Understanding the external factors that form and affect HUD’s operating environment is crucial for identifying risks to future mission performance.  External economic and legislative factors outside of HUD’s control affect its ability to influence key performance goals.  These external factors include economic conditions, unemployment rates, financial lending environment, tax regulations, as well as other federal, state and local conditions.

Sustained unemployment is a significant barrier to mitigating the foreclosure crisis and is subject to macroeconomic conditions that cannot be controlled by the Department.  High unemployment rates continue to exacerbate the foreclosure crisis by putting pressure on household incomes and credit ratings, and thereby reducing demand for home purchase and keeping many current homeowners underwater.  The continued economic weaknesses will hinder and create barriers to the ability of first-time home buyers to enter the housing market.  However, recent reductions in unemployment and the return of confidence to the residential construction market could indicate strengthening of the homeownership market.

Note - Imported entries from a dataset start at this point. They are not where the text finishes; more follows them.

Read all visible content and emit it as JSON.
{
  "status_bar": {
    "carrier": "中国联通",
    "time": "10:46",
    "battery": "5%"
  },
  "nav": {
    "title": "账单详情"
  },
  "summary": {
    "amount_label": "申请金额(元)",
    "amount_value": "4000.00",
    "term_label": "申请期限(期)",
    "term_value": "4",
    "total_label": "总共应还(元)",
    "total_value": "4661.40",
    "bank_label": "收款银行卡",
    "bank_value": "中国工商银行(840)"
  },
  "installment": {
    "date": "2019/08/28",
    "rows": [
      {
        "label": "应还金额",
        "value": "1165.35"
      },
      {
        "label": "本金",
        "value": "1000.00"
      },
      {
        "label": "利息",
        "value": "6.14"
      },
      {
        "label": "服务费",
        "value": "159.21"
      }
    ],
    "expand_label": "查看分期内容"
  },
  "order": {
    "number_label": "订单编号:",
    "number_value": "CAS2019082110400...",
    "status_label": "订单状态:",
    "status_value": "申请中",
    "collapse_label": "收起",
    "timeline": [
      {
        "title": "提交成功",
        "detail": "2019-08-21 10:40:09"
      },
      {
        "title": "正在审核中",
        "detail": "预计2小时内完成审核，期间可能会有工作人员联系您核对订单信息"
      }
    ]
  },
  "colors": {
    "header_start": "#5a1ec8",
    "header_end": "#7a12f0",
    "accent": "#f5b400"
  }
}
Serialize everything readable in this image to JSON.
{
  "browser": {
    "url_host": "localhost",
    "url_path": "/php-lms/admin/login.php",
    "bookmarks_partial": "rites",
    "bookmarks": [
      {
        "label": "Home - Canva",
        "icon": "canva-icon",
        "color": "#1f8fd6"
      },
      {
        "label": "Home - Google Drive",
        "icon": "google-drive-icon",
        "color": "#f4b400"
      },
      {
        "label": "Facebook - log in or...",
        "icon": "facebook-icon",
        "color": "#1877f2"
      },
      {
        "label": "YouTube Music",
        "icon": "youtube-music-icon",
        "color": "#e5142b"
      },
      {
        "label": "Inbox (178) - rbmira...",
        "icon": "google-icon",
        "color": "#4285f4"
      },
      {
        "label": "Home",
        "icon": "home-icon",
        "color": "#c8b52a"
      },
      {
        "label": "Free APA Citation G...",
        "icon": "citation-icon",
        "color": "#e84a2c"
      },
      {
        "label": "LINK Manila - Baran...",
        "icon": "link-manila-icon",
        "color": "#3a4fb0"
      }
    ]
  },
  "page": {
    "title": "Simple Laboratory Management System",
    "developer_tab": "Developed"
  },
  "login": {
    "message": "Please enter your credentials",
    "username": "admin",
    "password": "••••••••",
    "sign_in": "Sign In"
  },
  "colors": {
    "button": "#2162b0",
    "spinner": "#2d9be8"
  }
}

The expiration of the Mortgage Debt Relief Act of 2007 at the end of 2012 will have short-term impacts including a rush to complete short-sales and foreclosure actions prior to the end of 2012 in order to avoid 2013 tax consequences.  Forced foreclosures and short-sales will have long-term negative impacts on the ability of millions of homeowners who go through this process to qualify for future home loans.  Read more...